I woke up early, around 5 am. I tried to sleep some more until my wake-up call at 5.40 but I couldn't. So I finally got up around 5.20. It didn't take long to prepare myself and my stuff. A quick brushing of my teeth, closing my bags and taking everything out of the dorm. The taxi driver was already waiting outside and we promptly left for the bus station. At some point I realized I had forgotten my toasting bread in the reception area of the backpackers while leaving. Too late.
At the bus station, the taxi driver told me to take either National Bus or Axa. As I walked in, an Axa guy took control of me and walked me past the other guys trying to get passengers. A guy from National Bus tried to win me over, but he was yelling quite loudly, so I just ignored him. When I asked for the price I was a bit perplexed as it was less than half what I had expected. At Mabuya the guy at reception had told me it would cost me MK 5000 for a direct bus. Here I now got a transport for MK 2250 (about CHF 8). I wondered why the price difference. I could have gotten the wrong bus? At 6 the bus drove into the station and I stepped into it. It was a long waiting, but finally, after almost 3 hours, the bus drove off. But as usual, we didn't get far. We stopped at the next petrol station to check tyre pressure or something. After another 10-15 minutes we left for good.

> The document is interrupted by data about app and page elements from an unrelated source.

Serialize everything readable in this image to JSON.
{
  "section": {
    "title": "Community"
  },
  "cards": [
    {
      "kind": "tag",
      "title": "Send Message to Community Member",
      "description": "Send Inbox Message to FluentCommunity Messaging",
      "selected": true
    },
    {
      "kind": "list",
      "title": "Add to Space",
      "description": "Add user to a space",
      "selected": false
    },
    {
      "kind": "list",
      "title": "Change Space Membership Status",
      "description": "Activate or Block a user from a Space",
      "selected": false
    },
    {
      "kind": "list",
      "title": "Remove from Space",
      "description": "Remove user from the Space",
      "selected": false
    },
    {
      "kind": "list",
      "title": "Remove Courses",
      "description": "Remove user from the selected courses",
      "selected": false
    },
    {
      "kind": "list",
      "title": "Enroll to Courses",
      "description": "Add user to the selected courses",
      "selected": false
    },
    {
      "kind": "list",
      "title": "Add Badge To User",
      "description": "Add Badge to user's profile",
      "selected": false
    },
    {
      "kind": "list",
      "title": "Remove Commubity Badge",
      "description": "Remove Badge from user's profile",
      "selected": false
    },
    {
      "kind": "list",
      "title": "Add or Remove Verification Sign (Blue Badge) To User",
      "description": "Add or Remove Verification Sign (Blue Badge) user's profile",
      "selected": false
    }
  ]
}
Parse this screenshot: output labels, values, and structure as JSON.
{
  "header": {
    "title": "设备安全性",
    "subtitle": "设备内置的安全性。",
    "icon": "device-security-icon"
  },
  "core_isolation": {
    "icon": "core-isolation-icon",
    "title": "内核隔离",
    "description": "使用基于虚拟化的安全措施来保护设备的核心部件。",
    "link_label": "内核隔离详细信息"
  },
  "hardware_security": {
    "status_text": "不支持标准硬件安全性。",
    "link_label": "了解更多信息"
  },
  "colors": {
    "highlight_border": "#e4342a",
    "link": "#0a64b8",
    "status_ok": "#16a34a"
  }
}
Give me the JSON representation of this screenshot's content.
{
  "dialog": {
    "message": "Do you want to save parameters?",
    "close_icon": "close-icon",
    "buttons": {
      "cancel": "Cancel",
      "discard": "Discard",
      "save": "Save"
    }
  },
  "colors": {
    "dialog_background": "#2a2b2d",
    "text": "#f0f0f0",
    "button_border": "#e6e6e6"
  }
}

The bus was driving really slowly, so I thought we might just never get there. I was really tired and I tried not to sleep because my head would always tilt to one side and my neck would hurt. I dozed anyway. I tried to find a better position. At some point we stopped in Salima where the bus left out a few passengers and loaded 20 new ones. There were people standing packed like sardines in the walkway. After what seemed several eternities, we finally arrived to the turn off junction which leads to Monkey Bay and Cape Mclear. At each stop I tried to determine if we had arrived. But it was always not there yet. Finally it was and I wrangled myself and my bags out of the packed bus.
From there I was led to Mufasa Rustic Backpackers by two people who work as tour operators around Monkey Bay. They even convinced me to go for a hike on the nearby mountain, walk down the other side to the fishermen village and then to the harbor. But I will tell that story after I have done it.
After a short walk, we arrived in Mufasa's private bay on Lake Malawi. It looks like paradise and its people are totally friendly and relaxed. The sole source of electricity at the Eco-lodge backpackers is a car battery recharged daily by solar energy. They serve cold beer (when the ice is still cooling the contents of the cooler box) and cook meals if you ask for it.